As with Roth IRA withdrawals, withdrawals of traditional IRA assets before 59 1/2 can avoid the 10% early withdrawal penalty if the assets are used for a first-time home purchase, up to $10,000. Yet traditional IRA assets are still less attractive than Roth IRA assets in this instance, because they're apt to be subject to income taxes unless the account owner is older than 59 1/2. Just how much tax depends on the ratio of assets in the account that have never been taxed (deductible contributions and investment earnings) to those that have been taxed (nondeductible contributions).

For investors whose IRAs consist entirely of deductible contributions, rollover assets from former employers' 401(k) plans, and investment earnings, the distribution would be 100% taxable at the investor's ordinary income tax rates. On the other hand, if the traditional IRA were a blend of already-taxed money (nondeductible contributions) and already-taxed assets, the taxation would depend on the ratio between the two.
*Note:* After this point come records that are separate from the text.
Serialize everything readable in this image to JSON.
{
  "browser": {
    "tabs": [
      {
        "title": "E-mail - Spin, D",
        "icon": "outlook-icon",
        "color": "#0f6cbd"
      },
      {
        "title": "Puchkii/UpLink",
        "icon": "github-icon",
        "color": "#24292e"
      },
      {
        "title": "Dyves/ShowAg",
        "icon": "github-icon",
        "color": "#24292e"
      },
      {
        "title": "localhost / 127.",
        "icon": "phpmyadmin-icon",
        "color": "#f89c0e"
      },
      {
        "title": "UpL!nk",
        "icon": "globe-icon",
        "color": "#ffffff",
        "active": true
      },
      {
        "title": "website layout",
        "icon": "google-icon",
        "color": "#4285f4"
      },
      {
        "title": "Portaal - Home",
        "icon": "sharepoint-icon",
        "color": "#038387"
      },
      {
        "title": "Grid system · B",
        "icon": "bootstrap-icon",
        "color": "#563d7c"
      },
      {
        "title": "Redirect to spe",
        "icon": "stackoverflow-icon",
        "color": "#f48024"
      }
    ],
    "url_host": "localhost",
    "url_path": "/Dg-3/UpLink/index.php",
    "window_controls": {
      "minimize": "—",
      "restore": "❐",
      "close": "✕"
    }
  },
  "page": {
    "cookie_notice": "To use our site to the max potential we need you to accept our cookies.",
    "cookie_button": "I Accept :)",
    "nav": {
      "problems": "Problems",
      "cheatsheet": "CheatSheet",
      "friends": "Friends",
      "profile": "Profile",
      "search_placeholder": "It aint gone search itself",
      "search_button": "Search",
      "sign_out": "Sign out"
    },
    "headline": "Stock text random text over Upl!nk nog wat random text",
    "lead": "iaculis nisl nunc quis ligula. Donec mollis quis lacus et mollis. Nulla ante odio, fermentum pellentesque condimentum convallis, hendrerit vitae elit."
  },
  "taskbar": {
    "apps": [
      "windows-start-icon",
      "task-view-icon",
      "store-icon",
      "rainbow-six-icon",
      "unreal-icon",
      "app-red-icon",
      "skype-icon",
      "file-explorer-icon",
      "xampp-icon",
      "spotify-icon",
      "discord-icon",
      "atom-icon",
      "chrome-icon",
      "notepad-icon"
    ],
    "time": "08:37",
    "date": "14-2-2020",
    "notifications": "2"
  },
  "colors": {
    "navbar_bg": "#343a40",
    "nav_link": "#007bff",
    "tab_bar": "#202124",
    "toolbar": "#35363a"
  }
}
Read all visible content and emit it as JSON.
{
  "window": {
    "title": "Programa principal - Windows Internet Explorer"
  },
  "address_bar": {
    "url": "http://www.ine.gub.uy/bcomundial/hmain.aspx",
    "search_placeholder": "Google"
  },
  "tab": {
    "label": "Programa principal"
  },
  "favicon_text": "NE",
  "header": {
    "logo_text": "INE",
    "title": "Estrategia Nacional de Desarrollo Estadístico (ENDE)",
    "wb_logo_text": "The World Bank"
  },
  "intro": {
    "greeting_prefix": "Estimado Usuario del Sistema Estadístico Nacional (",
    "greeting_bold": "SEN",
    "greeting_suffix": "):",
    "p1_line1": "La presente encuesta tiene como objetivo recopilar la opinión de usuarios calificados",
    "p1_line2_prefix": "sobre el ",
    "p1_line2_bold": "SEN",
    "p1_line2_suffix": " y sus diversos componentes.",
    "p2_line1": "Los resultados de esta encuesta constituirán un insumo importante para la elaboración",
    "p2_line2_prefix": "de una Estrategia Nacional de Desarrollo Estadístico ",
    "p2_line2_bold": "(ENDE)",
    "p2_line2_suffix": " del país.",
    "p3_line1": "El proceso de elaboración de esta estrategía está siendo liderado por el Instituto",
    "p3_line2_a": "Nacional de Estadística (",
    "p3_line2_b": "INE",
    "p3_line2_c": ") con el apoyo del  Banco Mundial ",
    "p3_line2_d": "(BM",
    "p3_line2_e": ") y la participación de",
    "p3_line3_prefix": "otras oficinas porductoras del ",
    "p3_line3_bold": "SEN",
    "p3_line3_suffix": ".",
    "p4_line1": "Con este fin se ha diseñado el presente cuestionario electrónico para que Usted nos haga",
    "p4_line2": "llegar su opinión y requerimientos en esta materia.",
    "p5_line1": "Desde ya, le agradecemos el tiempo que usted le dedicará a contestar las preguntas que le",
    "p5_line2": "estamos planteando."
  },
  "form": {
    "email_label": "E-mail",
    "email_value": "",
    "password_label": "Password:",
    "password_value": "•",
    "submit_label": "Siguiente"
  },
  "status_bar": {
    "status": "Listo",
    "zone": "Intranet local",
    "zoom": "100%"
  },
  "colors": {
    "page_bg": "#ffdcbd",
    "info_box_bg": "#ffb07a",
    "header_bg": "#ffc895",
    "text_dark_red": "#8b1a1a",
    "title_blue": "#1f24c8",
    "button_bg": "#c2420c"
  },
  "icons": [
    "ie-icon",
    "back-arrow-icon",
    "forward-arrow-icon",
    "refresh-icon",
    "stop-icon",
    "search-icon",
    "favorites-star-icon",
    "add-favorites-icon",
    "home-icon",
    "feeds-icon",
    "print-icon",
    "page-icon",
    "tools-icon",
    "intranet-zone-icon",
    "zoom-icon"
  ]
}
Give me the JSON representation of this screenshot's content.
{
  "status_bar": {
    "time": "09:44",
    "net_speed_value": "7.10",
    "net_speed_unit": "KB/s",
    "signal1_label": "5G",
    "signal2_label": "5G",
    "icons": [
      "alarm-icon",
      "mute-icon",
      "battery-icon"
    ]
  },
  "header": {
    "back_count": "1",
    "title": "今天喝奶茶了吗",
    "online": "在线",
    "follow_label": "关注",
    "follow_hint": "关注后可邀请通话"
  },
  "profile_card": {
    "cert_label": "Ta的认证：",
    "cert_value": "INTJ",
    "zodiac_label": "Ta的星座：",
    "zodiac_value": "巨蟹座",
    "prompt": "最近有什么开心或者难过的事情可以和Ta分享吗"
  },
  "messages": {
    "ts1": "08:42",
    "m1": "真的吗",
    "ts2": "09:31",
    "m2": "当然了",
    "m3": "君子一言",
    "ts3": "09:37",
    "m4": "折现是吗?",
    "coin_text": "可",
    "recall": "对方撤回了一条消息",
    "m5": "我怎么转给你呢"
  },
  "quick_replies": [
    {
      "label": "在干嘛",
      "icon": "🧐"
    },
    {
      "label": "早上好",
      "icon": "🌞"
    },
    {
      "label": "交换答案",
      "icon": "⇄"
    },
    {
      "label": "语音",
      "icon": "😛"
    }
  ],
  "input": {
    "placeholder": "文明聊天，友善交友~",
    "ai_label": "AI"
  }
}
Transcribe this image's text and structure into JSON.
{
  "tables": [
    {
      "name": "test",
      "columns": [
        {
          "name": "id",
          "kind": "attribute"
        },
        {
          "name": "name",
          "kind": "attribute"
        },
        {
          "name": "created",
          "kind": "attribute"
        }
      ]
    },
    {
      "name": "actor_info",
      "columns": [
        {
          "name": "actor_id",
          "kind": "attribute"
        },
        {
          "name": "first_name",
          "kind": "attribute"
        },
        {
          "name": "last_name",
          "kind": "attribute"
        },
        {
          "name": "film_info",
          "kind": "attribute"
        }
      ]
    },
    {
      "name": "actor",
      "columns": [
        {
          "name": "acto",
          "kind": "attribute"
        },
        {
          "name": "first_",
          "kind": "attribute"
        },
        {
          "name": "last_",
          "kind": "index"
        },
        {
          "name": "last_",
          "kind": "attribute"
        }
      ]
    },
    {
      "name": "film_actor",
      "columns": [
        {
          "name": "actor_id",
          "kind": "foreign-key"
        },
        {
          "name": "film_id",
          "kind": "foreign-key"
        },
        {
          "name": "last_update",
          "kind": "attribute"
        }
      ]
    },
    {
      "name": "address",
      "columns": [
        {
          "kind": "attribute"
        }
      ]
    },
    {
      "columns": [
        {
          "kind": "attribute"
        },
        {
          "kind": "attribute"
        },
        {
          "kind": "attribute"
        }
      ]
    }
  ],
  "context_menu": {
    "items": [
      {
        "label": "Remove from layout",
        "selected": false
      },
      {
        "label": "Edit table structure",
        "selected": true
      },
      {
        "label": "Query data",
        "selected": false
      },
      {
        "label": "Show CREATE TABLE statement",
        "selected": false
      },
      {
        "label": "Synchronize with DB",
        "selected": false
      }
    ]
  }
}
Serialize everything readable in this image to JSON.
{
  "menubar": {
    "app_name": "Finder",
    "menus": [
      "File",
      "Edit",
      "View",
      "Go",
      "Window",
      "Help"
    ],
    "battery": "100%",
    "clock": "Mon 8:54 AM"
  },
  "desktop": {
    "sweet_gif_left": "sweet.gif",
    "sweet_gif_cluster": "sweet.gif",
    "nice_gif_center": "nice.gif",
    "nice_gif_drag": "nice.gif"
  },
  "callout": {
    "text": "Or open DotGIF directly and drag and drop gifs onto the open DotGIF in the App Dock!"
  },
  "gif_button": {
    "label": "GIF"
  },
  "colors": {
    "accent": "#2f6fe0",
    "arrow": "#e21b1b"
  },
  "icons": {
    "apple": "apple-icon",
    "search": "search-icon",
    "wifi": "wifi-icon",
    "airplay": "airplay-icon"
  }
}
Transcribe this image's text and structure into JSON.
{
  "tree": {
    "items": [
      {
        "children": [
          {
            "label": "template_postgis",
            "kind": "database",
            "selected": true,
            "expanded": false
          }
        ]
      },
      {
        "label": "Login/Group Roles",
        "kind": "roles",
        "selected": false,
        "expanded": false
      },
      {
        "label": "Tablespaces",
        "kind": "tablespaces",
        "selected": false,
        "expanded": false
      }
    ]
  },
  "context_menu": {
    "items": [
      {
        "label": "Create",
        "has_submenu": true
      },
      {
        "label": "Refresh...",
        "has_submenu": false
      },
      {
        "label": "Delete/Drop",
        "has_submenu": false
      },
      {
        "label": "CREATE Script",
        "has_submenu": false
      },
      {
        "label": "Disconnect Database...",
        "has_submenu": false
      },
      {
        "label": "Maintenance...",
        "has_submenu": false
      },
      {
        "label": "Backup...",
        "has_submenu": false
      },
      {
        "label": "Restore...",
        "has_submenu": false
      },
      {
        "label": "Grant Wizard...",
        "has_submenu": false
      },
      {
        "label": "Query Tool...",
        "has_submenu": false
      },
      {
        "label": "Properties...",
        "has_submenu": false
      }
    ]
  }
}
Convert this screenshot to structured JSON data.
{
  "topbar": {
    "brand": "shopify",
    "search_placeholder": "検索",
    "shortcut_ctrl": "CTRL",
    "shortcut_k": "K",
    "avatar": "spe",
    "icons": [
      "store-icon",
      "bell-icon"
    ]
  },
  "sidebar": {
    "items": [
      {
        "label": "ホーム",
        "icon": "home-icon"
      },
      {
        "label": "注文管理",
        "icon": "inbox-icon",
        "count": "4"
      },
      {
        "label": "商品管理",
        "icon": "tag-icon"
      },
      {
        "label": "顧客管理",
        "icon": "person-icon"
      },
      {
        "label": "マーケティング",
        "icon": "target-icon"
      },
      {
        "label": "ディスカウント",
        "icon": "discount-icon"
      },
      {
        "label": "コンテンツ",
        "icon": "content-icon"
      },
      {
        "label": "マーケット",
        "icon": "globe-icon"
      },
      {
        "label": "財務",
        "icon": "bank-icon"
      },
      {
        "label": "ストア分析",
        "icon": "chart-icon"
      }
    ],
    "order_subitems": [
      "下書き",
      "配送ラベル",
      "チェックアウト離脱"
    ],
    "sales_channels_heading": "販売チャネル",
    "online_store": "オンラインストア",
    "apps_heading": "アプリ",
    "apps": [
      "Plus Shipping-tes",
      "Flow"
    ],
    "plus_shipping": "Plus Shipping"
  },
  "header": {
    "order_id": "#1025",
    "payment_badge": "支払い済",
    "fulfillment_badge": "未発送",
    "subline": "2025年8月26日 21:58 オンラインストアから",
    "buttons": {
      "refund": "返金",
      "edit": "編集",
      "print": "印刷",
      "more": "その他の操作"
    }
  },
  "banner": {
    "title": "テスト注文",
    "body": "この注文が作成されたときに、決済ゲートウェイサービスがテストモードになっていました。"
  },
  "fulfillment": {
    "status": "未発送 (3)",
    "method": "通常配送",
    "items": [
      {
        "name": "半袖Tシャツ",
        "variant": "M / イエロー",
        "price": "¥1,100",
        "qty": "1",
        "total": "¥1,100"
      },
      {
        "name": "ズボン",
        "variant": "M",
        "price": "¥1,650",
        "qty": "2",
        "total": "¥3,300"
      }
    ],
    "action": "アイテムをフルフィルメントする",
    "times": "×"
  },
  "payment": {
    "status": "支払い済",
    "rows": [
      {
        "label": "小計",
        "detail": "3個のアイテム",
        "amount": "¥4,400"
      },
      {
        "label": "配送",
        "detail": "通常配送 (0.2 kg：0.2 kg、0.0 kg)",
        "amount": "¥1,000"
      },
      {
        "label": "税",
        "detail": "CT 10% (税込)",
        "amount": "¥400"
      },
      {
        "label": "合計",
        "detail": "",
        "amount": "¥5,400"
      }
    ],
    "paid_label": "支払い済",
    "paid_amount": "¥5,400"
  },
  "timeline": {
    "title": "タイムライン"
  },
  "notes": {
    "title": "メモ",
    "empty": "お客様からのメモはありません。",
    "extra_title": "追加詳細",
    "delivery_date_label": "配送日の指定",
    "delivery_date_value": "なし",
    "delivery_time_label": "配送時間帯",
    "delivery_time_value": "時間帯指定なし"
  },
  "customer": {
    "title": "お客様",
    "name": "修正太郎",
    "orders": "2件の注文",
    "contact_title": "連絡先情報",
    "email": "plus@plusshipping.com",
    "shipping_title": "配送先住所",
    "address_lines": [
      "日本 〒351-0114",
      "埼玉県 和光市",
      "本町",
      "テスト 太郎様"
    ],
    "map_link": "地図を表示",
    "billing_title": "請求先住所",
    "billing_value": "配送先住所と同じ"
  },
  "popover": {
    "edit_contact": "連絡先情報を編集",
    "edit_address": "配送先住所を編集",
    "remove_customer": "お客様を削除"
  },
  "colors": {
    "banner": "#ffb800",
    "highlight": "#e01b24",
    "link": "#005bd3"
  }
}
If an account consisted of 70% deductible contributions/investment earnings and the rest nondeductible contributions, the withdrawal would be 70% taxable.

401(k) Loans

There are two avenues for tapping 401(k)s: loans and withdrawals. The first and better option--though far from ideal--is a 401(k) loan. On the plus side, you pay the interest on the loan back into your 401(k) account rather than to a bank. The loan limit is typically the lesser of $50,000 or 50% of your vested account balance, providing an opportunity to meaningfully augment a down payment.

However, borrowing against a 401(k) for a home purchase is dicey on a couple of levels. First, five years is a typical term for a 401(k) loan; if you borrow a sizable amount, the repayment amounts could strain your budget because you’ll have to service both the 401(k) loan and the loan on your new mortgage could present a financial hardship. Having a 401(k) loan outstanding may also affect how much you'll be able to borrow from the bank for your loan. Finally, there's the worst-case scenario--if you lose your job, you could have to pay back the full amount that you borrowed from your 401(k) plan within 60 to 90 days. If you can't pay it back, the withdrawal will count as an early distribution and be subject to ordinary income tax as well as a 10% penalty.

401(k) Withdrawals

In contrast with IRA withdrawals, which exempt $10,000 for first-time home purchases from the 10% penalty for investors younger than 59 1/2, 401(k)s and other company retirement plans offer no such exemption for homeownership. 401(k) owners may be able to crack into their money to make a first-time home purchase, but it would be subject to the 10% penalty as well as ordinary income tax. For investors in the 25% income tax bracket, an early 401(k) withdrawal of $25,000 would drop to just $16,250 once penalties and taxes are factored in. In other words, avoid a 401(k) withdrawal at all costs prior to retirement. 

Christine Benz does not own (actual or beneficial) shares in any of the securities mentioned above. Find out about Morningstar’s editorial policies.